Here is the original post:
"You had to live it to believe it" – hundreds of polar bears rush to feast on one whale carcass

Episode 92: Clean energy buyers shift policy; a risky future

September 15, 2017 by  
Filed under Business, Green

Comments Off on Episode 92: Clean energy buyers shift policy; a risky future

In this week’s episode, why trickle-down sustainability doesn’t work, the state of clean energy buying and what BSR has learned at 25.

Original post:
Episode 92: Clean energy buyers shift policy; a risky future

A mix of energy sources advance Hawaii’s renewables goal

August 21, 2017 by  
Filed under Business, Eco, Green

Comments Off on A mix of energy sources advance Hawaii’s renewables goal

Once Hawaii publicized its goal to be powered entirely by renewable energy by 2045, the state’s options to get there expanded greatly. “We saw a slew of different solutions that can help Hawaii get to its renewables goal,” said Luis Salaveria, director of the Hawaii Department of Business, Economic Development and Tourism (DBEDT). That includes the renewables mix of hydro, wind and solar, as well as the technology to get power on the grid. 

Read the rest here:
A mix of energy sources advance Hawaii’s renewables goal
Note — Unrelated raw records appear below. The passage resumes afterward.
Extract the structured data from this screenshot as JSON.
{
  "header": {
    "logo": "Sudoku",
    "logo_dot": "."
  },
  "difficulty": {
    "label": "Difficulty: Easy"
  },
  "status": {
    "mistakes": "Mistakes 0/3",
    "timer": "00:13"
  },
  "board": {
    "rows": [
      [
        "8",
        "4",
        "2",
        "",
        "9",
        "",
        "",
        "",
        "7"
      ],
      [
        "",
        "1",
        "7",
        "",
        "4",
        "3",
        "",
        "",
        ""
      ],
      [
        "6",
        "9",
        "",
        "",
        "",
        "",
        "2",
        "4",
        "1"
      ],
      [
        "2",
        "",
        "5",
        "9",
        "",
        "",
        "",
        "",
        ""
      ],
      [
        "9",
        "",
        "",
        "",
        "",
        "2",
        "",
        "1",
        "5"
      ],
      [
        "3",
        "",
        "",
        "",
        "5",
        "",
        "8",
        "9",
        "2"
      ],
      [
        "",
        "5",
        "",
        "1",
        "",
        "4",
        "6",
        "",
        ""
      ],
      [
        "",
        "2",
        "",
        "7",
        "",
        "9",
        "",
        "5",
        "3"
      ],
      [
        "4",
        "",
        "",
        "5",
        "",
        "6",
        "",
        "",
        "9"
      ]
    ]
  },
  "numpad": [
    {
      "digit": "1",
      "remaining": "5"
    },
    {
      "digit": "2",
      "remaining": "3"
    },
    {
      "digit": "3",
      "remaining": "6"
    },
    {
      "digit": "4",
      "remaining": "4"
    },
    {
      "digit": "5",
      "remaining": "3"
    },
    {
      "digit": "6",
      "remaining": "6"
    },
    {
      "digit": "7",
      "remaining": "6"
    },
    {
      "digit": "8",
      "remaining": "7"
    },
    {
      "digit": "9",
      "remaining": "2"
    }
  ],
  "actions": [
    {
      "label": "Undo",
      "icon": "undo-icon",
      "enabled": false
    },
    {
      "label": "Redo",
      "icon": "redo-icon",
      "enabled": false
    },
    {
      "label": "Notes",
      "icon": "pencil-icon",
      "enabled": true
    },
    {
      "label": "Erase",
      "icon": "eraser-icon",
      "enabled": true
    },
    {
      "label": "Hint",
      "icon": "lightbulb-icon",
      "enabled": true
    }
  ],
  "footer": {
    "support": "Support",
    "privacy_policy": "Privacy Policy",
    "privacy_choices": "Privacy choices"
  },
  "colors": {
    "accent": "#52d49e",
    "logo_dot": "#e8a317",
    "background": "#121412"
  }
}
Next Page »

Bad Behavior has blocked 9012 access attempts in the last 7 days.